→ **EXERCISE**
Could you copy each line of the listing below that has the word "kind"?

→ **THE DATA**
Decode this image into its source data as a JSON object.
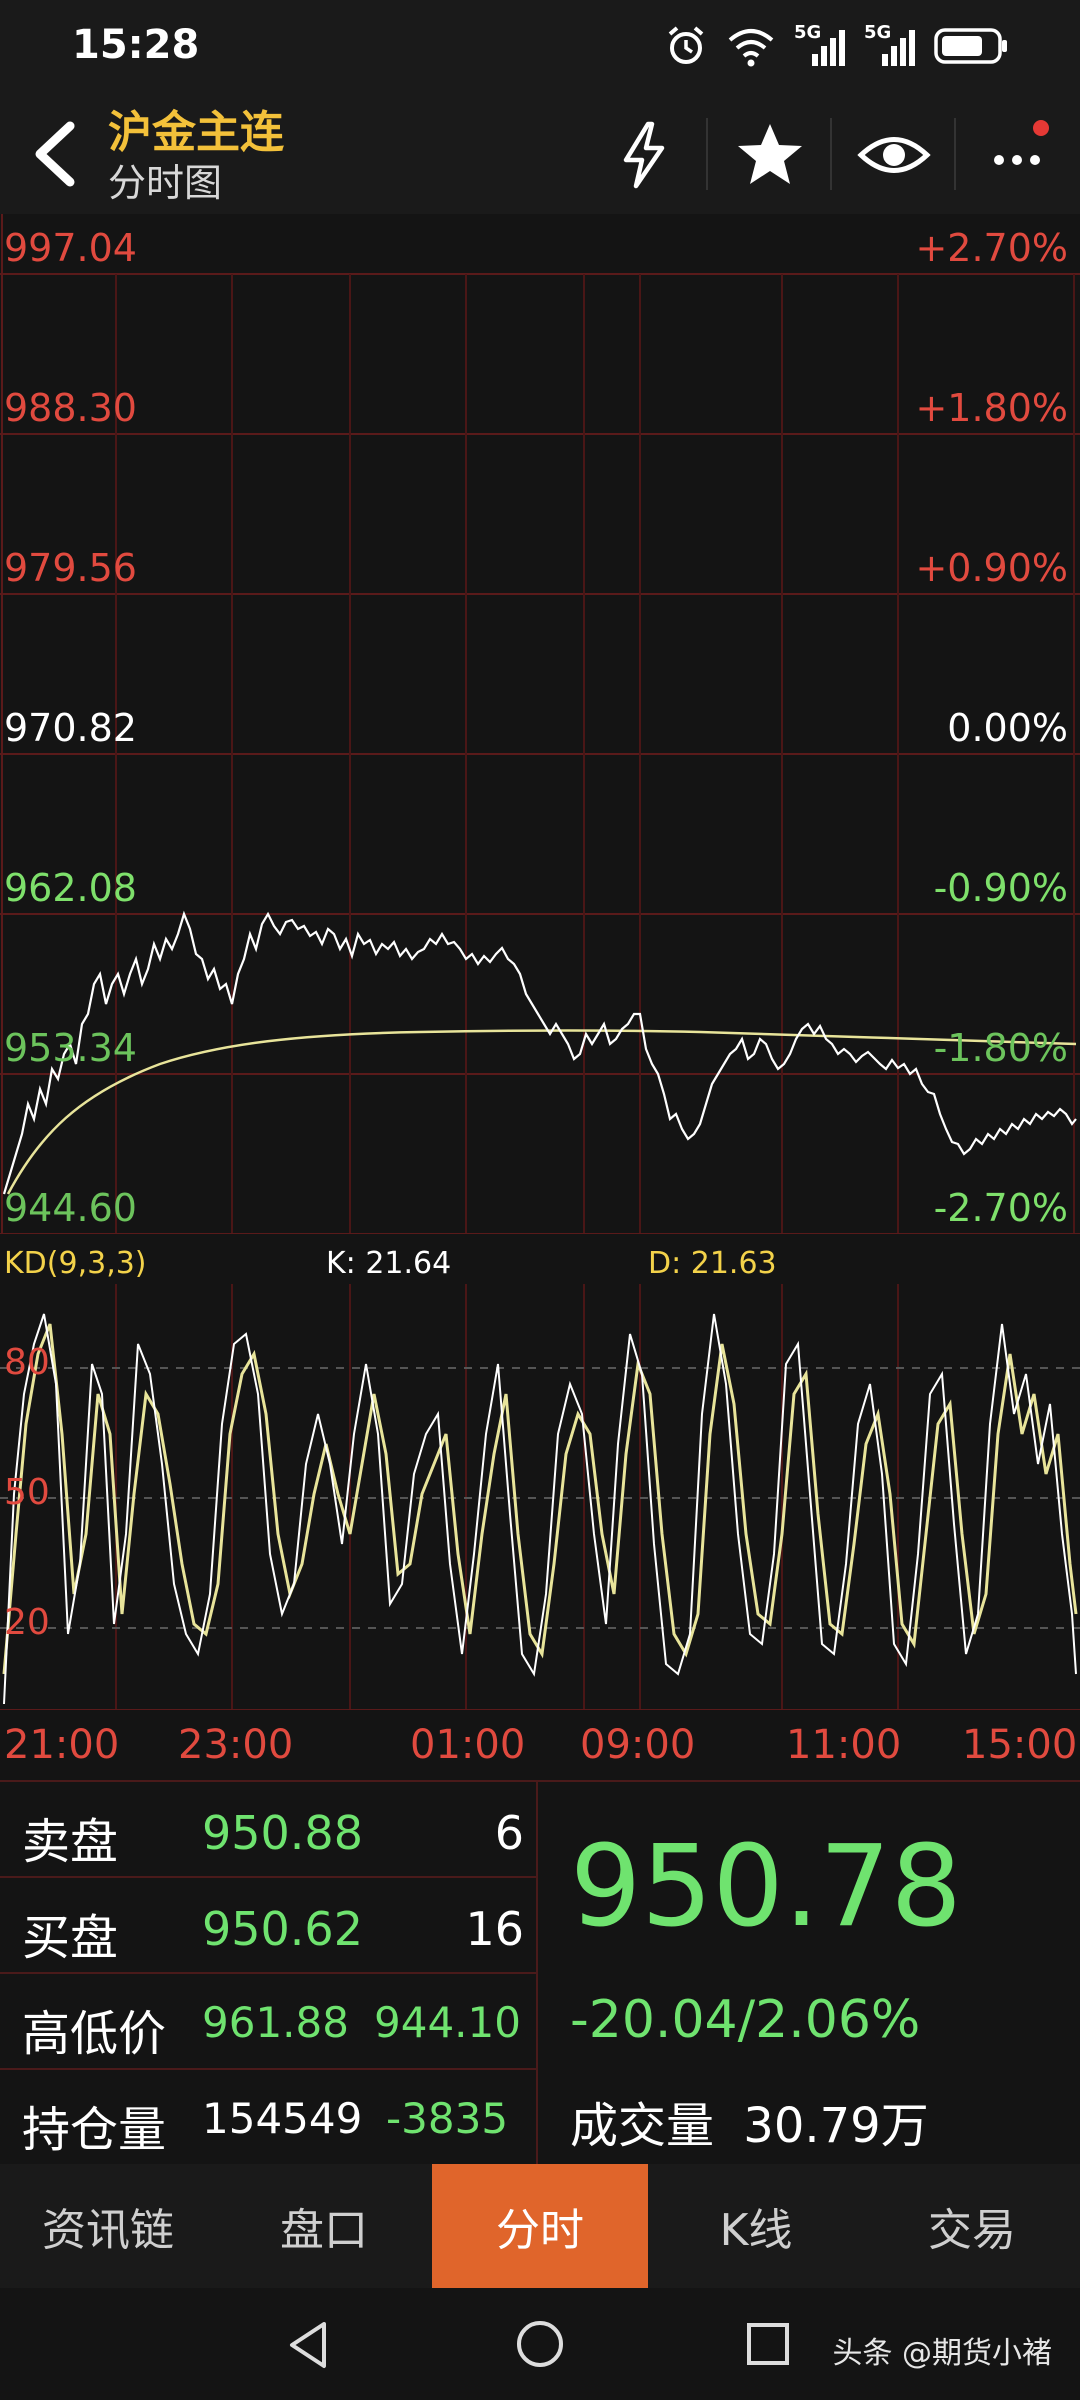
{
  "status": {
    "time": "15:28",
    "signal_label_1": "5G",
    "signal_label_2": "5G"
  },
  "header": {
    "title": "沪金主连",
    "subtitle": "分时图",
    "icons": [
      "back-arrow-icon",
      "lightning-icon",
      "star-icon",
      "eye-icon",
      "more-icon"
    ],
    "notification_dot_color": "#e53935"
  },
  "main_chart": {
    "price_labels": [
      "997.04",
      "988.30",
      "979.56",
      "970.82",
      "962.08",
      "953.34",
      "944.60"
    ],
    "percent_labels": [
      "+2.70%",
      "+1.80%",
      "+0.90%",
      "0.00%",
      "-0.90%",
      "-1.80%",
      "-2.70%"
    ],
    "colors": {
      "up": "#e14a3f",
      "neutral": "#ffffff",
      "down": "#7ee06b",
      "price_line": "#ffffff",
      "avg_line": "#e8e49a",
      "grid": "#5a1a1a"
    }
  },
  "kd": {
    "title": "KD(9,3,3)",
    "k_label": "K: 21.64",
    "d_label": "D: 21.63",
    "levels": [
      "80",
      "50",
      "20"
    ]
  },
  "time_axis": [
    "21:00",
    "23:00",
    "01:00",
    "09:00",
    "11:00",
    "15:00"
  ],
  "chart_data": {
    "type": "line",
    "x": [
      "21:00",
      "23:00",
      "01:00",
      "09:00",
      "11:00",
      "15:00"
    ],
    "series": [],
    "ylim": [
      944.6,
      997.04
    ]
  },
  "quote": {
    "sell": {
      "label": "卖盘",
      "price": "950.88",
      "qty": "6"
    },
    "buy": {
      "label": "买盘",
      "price": "950.62",
      "qty": "16"
    },
    "high_low": {
      "label": "高低价",
      "high": "961.88",
      "low": "944.10"
    },
    "position": {
      "label": "持仓量",
      "value": "154549",
      "change": "-3835"
    },
    "last_price": "950.78",
    "change": "-20.04/2.06%",
    "volume_label": "成交量",
    "volume_value": "30.79万"
  },
  "tabs": [
    {
      "label": "资讯链",
      "active": false
    },
    {
      "label": "盘口",
      "active": false
    },
    {
      "label": "分时",
      "active": true
    },
    {
      "label": "K线",
      "active": false
    },
    {
      "label": "交易",
      "active": false
    }
  ],
  "watermark": "头条 @期货小褚"
}
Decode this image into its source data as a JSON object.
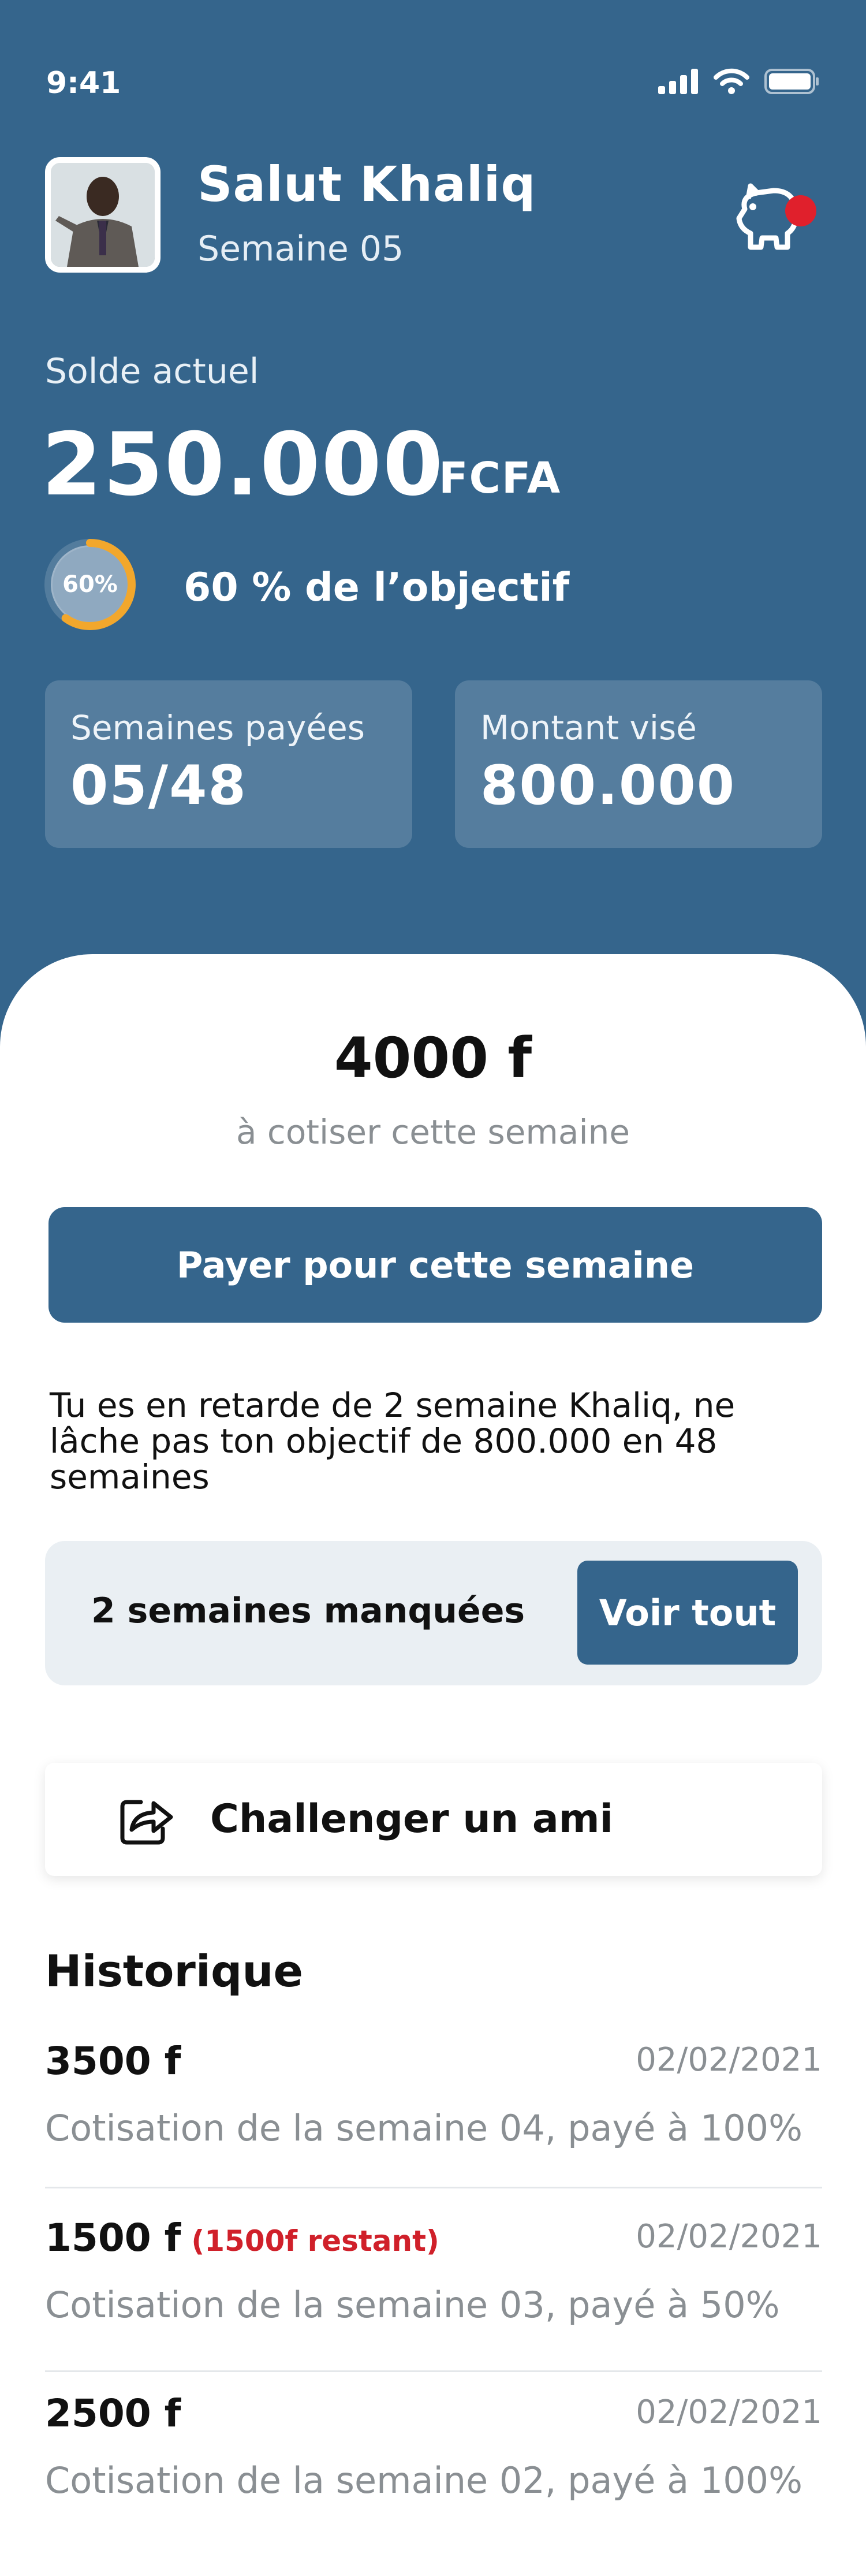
{
  "status_bar": {
    "time": "9:41"
  },
  "header": {
    "greeting": "Salut Khaliq",
    "week": "Semaine 05",
    "balance_label": "Solde actuel",
    "balance_value": "250.000",
    "balance_unit": "FCFA",
    "progress_percent": 60,
    "progress_label": "60%",
    "objective_text": "60 % de l’objectif"
  },
  "stats": {
    "weeks_paid_label": "Semaines payées",
    "weeks_paid_value": "05/48",
    "target_label": "Montant visé",
    "target_value": "800.000"
  },
  "contribution": {
    "amount": "4000 f",
    "subtitle": "à cotiser cette semaine",
    "pay_label": "Payer pour cette semaine"
  },
  "late_message": "Tu es en retarde de 2 semaine Khaliq, ne lâche pas ton objectif de 800.000 en 48 semaines",
  "missed": {
    "text": "2 semaines manquées",
    "see_all_label": "Voir tout"
  },
  "challenge": {
    "label": "Challenger un ami"
  },
  "history": {
    "title": "Historique",
    "items": [
      {
        "amount": "3500 f",
        "remaining": "",
        "date": "02/02/2021",
        "description": "Cotisation de la semaine 04, payé à 100%"
      },
      {
        "amount": "1500 f",
        "remaining": "(1500f restant)",
        "date": "02/02/2021",
        "description": "Cotisation de la semaine 03, payé à 50%"
      },
      {
        "amount": "2500 f",
        "remaining": "",
        "date": "02/02/2021",
        "description": "Cotisation de la semaine 02, payé à 100%"
      }
    ]
  },
  "colors": {
    "primary": "#35658c",
    "accent_ring": "#f2a72c",
    "alert": "#e0202c",
    "muted_text": "#8a8f93"
  },
  "icons": [
    "signal-icon",
    "wifi-icon",
    "battery-icon",
    "piggy-bank-icon",
    "share-icon"
  ]
}
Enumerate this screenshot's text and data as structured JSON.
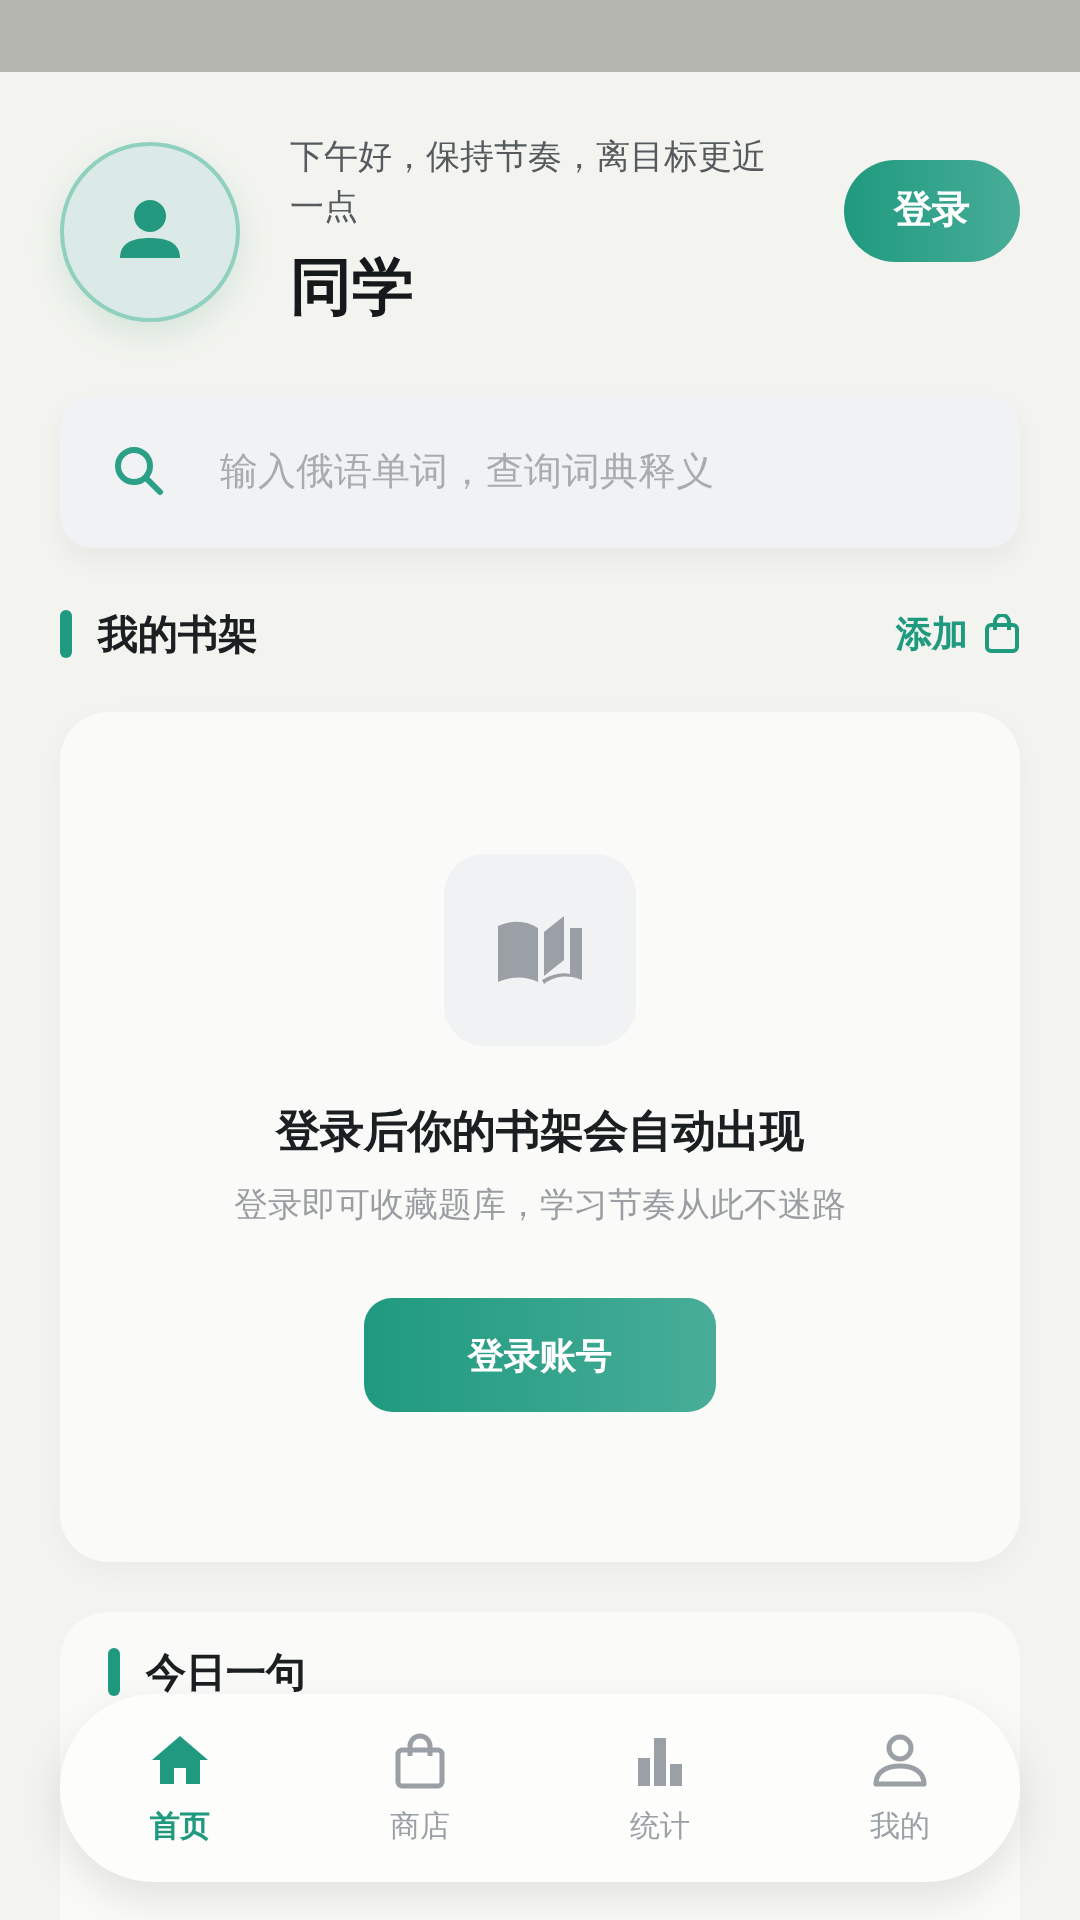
{
  "header": {
    "greeting": "下午好，保持节奏，离目标更近一点",
    "name": "同学",
    "login_button": "登录"
  },
  "search": {
    "placeholder": "输入俄语单词，查询词典释义"
  },
  "bookshelf": {
    "title": "我的书架",
    "add_link": "添加",
    "empty_title": "登录后你的书架会自动出现",
    "empty_subtitle": "登录即可收藏题库，学习节奏从此不迷路",
    "button": "登录账号"
  },
  "daily": {
    "title": "今日一句"
  },
  "nav": [
    {
      "label": "首页",
      "kind": "home",
      "selected": true
    },
    {
      "label": "商店",
      "kind": "shop",
      "selected": false
    },
    {
      "label": "统计",
      "kind": "stats",
      "selected": false
    },
    {
      "label": "我的",
      "kind": "profile",
      "selected": false
    }
  ]
}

→ **RESULT OF THE EXERCISE**
      "kind": "home",
      "kind": "shop",
      "kind": "stats",
      "kind": "profile",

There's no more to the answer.